Are your social media guidelines clear?

It is essential that your charity, community group, or organisation has a social media policy that all trustees, staff, and volunteers are familiar with. In addition to protecting your staff, volunteers, and your organisation, your policy will empower them to utilise social media effectively and build confidence that they understand the restrictions in place.

The incident with Gary Lineker, who clashed with the BBC’s strict media guidelines, highlights what a difficult business it can be to govern the personal use of social media when it’s associated with an organisation. Having your people on social media can be a really effective, but it comes with its own risks. Many charities encourage staff to use accounts specifically designed to help build partnerships and grow the digital reach of their organisation. But what if someone wants to post about an issue which represents their values, not those of your organisation?

Think about your social media strategy and how you use it. Consider one main account for each channel that everyone feeds into, or weigh the benefits and risks of adding additional accounts that allow more content to be shared.

When you draft social media guidance for your team try to involve them in the process, discuss various scenarios and work together to find what works for your organisation.

Whether you are creating a policy from scratch, or it’s time for an update, decide what your goals are and what limitations you want to set. Keep your guidance short, simple, and easy for everyone to understand. There’s lots of templates and examples available online but if using one, make sure to tailor it to suit the specific needs of your organisation – and keep it updated.

Here’s some basics to help you get started:

  • Who’s responsible: Outline what accounts you hold and who manages them so everyone is aware. Volunteers and staff can share content such as stories and pictures to the main account holders so they can manage and post on behalf of the organisation. If you want your staff to set up ‘work’ accounts, you should make sure they know exactly what’s expected of them. But bear in mind that setting up new profiles takes time and skill to grow an audience, so it may not be worthwhile.
  • Proofing: Ensure that information shared on public channels is accurate and professional by setting up a proofing process. Having a second set of eyes to proof content and be responsible will help prevent embarrassing mistakes.
  • Tone of voice: Your policy should highlight your brand’s tone of voice which anyone posting should use consistently. Describe your brand personality, whether your tone should be formal or informal, whether you use emojis, etc. Examples of typical posts should be included, as well as examples written in the wrong tone.
  • Topics to encourage or avoid: A good policy should specify what kind of content your organisation should reshare or comment on, as well as what it should not. Restrictions should include confidential information, offensive content, and anything that might be in conflict with your brand values.
  • Handling negativity: Outline how you would like to deal with negative comments and when to escalate an issue, mapping out clearly when action is needed. In some cases, it is best to respond positively to negative comments online so others can see your response, but in other cases you may prefer to respond privately or ignore completely. It may be helpful to create a crisis comms plan for your team with draft responses to possible scenarios.
  • Make a list of partners: Provide guidance on when to engage with partners, as well as who and when to tag others in your content to increase engagement. You may want to include advice on what should be reshared – for instance, it might not always be possible (or relevant) to reshare all the posts you’ve been tagged in. Outline some guidance on what is feasible and important to your organisation.

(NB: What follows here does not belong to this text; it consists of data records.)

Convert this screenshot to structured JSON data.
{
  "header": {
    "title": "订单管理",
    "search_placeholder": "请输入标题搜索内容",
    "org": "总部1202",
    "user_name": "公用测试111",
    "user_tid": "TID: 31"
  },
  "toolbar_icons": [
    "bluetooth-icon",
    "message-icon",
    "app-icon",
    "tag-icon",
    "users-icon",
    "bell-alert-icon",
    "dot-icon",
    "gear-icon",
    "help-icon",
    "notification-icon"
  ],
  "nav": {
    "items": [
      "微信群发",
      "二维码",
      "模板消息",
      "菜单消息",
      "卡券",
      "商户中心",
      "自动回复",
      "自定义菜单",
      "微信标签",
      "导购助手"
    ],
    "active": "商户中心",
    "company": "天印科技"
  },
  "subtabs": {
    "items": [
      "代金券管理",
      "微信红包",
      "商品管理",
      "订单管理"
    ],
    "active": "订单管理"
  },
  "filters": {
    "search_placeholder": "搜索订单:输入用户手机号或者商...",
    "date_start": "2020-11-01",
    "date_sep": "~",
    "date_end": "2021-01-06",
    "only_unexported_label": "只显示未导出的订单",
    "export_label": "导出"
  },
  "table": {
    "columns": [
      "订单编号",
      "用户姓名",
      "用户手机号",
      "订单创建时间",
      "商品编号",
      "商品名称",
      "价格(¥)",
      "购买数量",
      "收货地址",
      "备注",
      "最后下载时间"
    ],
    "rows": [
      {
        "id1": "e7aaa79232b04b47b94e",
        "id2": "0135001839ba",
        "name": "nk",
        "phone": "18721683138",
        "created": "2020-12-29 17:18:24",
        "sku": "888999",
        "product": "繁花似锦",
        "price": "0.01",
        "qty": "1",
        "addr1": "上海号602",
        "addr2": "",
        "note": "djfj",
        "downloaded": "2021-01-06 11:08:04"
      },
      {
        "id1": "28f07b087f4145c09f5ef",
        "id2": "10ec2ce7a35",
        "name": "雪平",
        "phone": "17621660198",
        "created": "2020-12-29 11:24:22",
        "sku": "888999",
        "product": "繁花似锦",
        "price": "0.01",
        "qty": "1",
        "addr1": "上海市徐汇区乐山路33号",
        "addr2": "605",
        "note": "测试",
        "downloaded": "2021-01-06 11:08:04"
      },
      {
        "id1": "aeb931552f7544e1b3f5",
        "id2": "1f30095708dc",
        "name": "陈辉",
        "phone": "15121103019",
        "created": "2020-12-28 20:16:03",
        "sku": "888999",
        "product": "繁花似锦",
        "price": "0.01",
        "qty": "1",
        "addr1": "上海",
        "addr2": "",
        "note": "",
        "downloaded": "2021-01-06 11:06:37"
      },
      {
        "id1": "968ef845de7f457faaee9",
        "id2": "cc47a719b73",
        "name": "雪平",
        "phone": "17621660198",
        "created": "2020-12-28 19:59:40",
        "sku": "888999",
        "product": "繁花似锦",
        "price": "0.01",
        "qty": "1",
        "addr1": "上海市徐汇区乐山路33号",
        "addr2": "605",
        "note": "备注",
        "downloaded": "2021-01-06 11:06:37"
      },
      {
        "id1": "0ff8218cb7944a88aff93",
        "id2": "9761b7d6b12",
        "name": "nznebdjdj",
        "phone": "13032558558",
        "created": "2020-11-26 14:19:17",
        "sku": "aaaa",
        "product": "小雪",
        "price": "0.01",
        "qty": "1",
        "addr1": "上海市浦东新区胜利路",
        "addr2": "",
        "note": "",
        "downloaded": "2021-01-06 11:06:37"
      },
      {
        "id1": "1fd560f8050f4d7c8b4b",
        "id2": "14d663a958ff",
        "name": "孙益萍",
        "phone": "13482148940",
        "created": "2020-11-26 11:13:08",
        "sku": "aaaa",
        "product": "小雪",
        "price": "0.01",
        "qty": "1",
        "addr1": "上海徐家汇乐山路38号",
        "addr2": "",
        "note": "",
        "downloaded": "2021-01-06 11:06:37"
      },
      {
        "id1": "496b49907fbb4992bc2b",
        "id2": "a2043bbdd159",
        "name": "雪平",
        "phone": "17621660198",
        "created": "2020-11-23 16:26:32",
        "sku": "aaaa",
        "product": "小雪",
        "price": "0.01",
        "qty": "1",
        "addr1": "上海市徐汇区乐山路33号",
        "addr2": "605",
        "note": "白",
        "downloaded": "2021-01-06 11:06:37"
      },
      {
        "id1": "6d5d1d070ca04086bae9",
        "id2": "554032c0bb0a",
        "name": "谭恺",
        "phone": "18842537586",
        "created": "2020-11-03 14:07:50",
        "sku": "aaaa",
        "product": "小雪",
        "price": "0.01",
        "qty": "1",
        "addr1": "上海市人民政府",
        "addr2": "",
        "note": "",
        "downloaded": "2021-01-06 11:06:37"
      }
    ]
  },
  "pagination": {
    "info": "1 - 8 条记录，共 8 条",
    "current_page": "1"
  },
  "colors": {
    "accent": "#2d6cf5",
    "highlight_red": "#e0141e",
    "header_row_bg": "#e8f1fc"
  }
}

Once you have a policy in place, make sure its kept up to date and shared with new staff and volunteers coming on board.

Outside of your organisation’s social media, your staff and volunteers will also be using various personal accounts. Talk to your team about how you would like them to post about your organisation and encourage them, where appropriate, to share content that helps you reach new audiences. Ensure that your team understands that their personal social media accounts can be viewed as extensions of the organisation, and ask them to post appropriately.

Find more guidance here:


Look out for training events coming soon on the topic of social media and marketing. Subscribe to our bulletin or visit us on Eventbrite

Back to News
Website by AgencyForGood

Copyright 2024. All Rights Reserved

    Your Basket
    Your basket is emptyBack to Home Page
    Skip to content